Welcome to my newest Brand Experience Brief, a video audit and analysis of a new or interesting retail or restaurant concept. Today you can take a look at Sport Chalet flagship store located in the Fig@7th shopping centre in downtown Los Angeles, CA.
As you will see, the concept and design of the store is quite compelling but the execution on the brand’s positioning “The Experts” fall short due to a lack of service, curated experience, and expert content.
Got a concept you’d like me to cover in an upcoming Brand Experience Brief? Let me know in the COMMENTS below — thanks!
Other Brand Experience Briefs:
· Nike and New Balance — two flagship stores across the street from each other in New York City’s Flatiron district
· REI — REI’s flagship store in SOHO
· C9 — Target‘s active apparel store at San Francisco’s Metreon center

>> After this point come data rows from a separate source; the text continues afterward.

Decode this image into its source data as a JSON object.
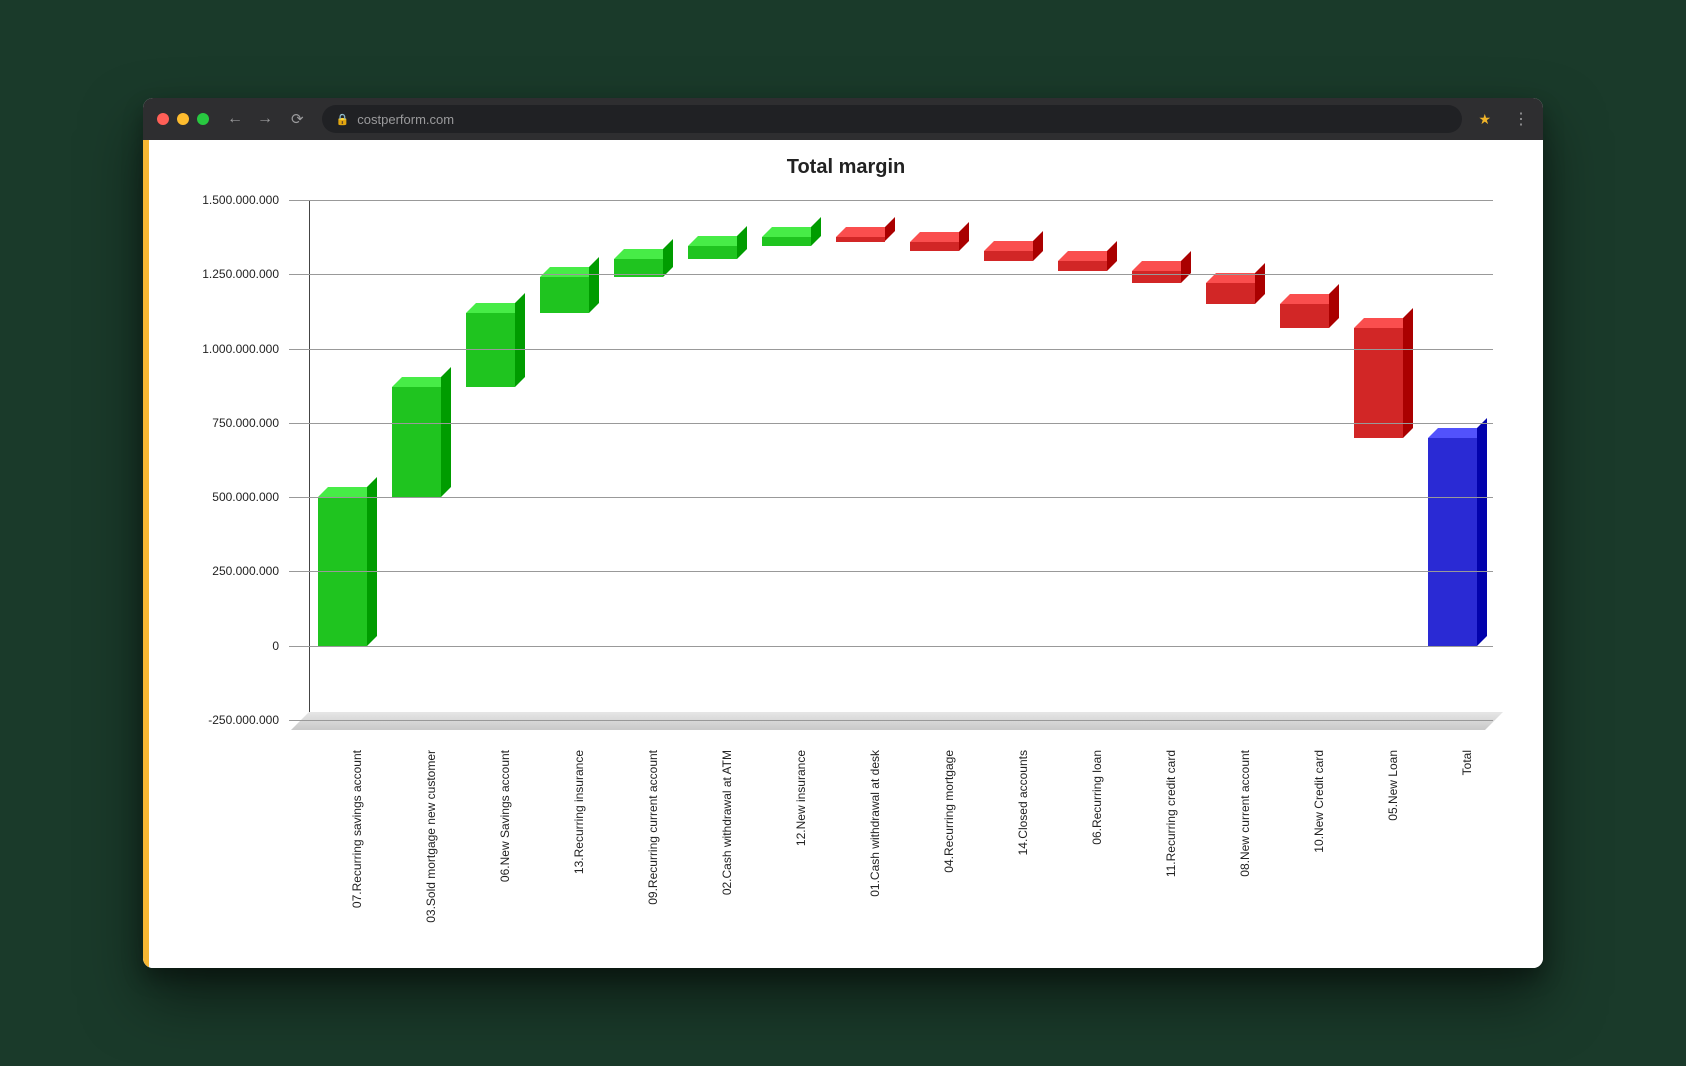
{
  "browser": {
    "url_host": "costperform.com"
  },
  "chart_data": {
    "type": "waterfall",
    "title": "Total margin",
    "ylabel": "",
    "xlabel": "",
    "ylim": [
      -250000000,
      1500000000
    ],
    "y_ticks": [
      -250000000,
      0,
      250000000,
      500000000,
      750000000,
      1000000000,
      1250000000,
      1500000000
    ],
    "y_tick_labels": [
      "-250.000.000",
      "0",
      "250.000.000",
      "500.000.000",
      "750.000.000",
      "1.000.000.000",
      "1.250.000.000",
      "1.500.000.000"
    ],
    "categories": [
      "07.Recurring savings account",
      "03.Sold mortgage new customer",
      "06.New Savings account",
      "13.Recurring insurance",
      "09.Recurring current account",
      "02.Cash withdrawal at ATM",
      "12.New insurance",
      "01.Cash withdrawal at desk",
      "04.Recurring mortgage",
      "14.Closed accounts",
      "06.Recurring loan",
      "11.Recurring credit card",
      "08.New current account",
      "10.New Credit card",
      "05.New Loan",
      "Total"
    ],
    "series": [
      {
        "name": "delta",
        "values": [
          500000000,
          370000000,
          250000000,
          120000000,
          60000000,
          45000000,
          30000000,
          -15000000,
          -30000000,
          -35000000,
          -35000000,
          -40000000,
          -70000000,
          -80000000,
          -370000000,
          700000000
        ],
        "is_total": [
          false,
          false,
          false,
          false,
          false,
          false,
          false,
          false,
          false,
          false,
          false,
          false,
          false,
          false,
          false,
          true
        ]
      }
    ],
    "colors": {
      "positive": "#1fc41f",
      "negative": "#d22626",
      "total": "#2a2ad4"
    }
  }
}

Hi I’m Denise Lee Yohn and this is an audit and analysis of the in-store brand experience at Sport Chalet, the multi-channel sporting goods retailer with 53 stores in California and other Western States. The chain operates a flagship location in the hip shopping centre FIGat7th in Downtown Los Angeles and says it intends the store to embody the brand’s new positioning as “the urban resource for sporting gear, advice, and support from the Experts.” Let’s see if it lives up to this vision.
The store is in an urban location and offers a more targeted selection of sporting equipment in its 27,000 square feet, compared to the typical 42,000 square feet suburban Sport Chalet. The exterior makes the brand seem contemporary and cool. There’s a whiteboard style map indicating the locations of popular outdoor sporting spots, upcoming 5Ks and marathons, and Sport Chalet offerings like a diving trip off the Los Angeles coast. That’s flanked on one side by black metallic panels contrasting with bright displays and on the other by wooden panels with old school style engravings. Inside the store has an industrial feel with polished concrete floors and exposed ceilings. So it’s definitely urban.
It also has a lot of product including sport specific sections such as tennis and snowboarding which are promoted with branded signage. There is a large branded sunglass section, rows of accessories like sport medicine products from McDavid, and big box retail-style branded end caps for equipment brands like Petzl and BioLite. So in terms of quantity and selection the store lives up to its positioning as a resource for sporting gear — but it doesn’t provide any help in navigating the product offerings.
For example, at the front of the store there are lots of bikes but no indication of whether they are organized by boys, girls, adults, or by cycling type, or by price like they have at most stores. There are lots of tables of shoes but no signage indicating what kinds of sports they are for like you’d find at a Foot Locker. And the treadmill for trying the shoes out is across the aisle in the women’s clothing section, unlike at Road Runner Sports where treadmills are the centrepiece of the store experience. In the camping gear section, there is an impressive rack of sleeping bags and tents with hangtags that convey some product specs but it doesn’t compare to the “How to Choose a Sleeping Bag” signs and informational tags you find at REI.
All of this would be OK if the store provided the advice and support from The Experts it claims, but I found little evidence of it. The “Expert Centre” is prominently located in the centre of the store and eye catching but no one was manning the booth and I didn’t see a schedule or any other indication of the weekly educational clinics it was billed as hosting. There is a rental counter with a chalkboard showing snow and scuba reports and rental fees but it isn’t highlighted with any signage and I saw that a customer had to retrieve a salesperson to come to the counter for help. And in fact no one approached me to offer help or even to say hello even though there were plenty of salespeople around.
Bottom line, the concept and the design of this Sport Chalet flagship are very compelling but the execution on being “The Experts” falls short due to a lack of service, curated experience, and expert content.
Image via flickr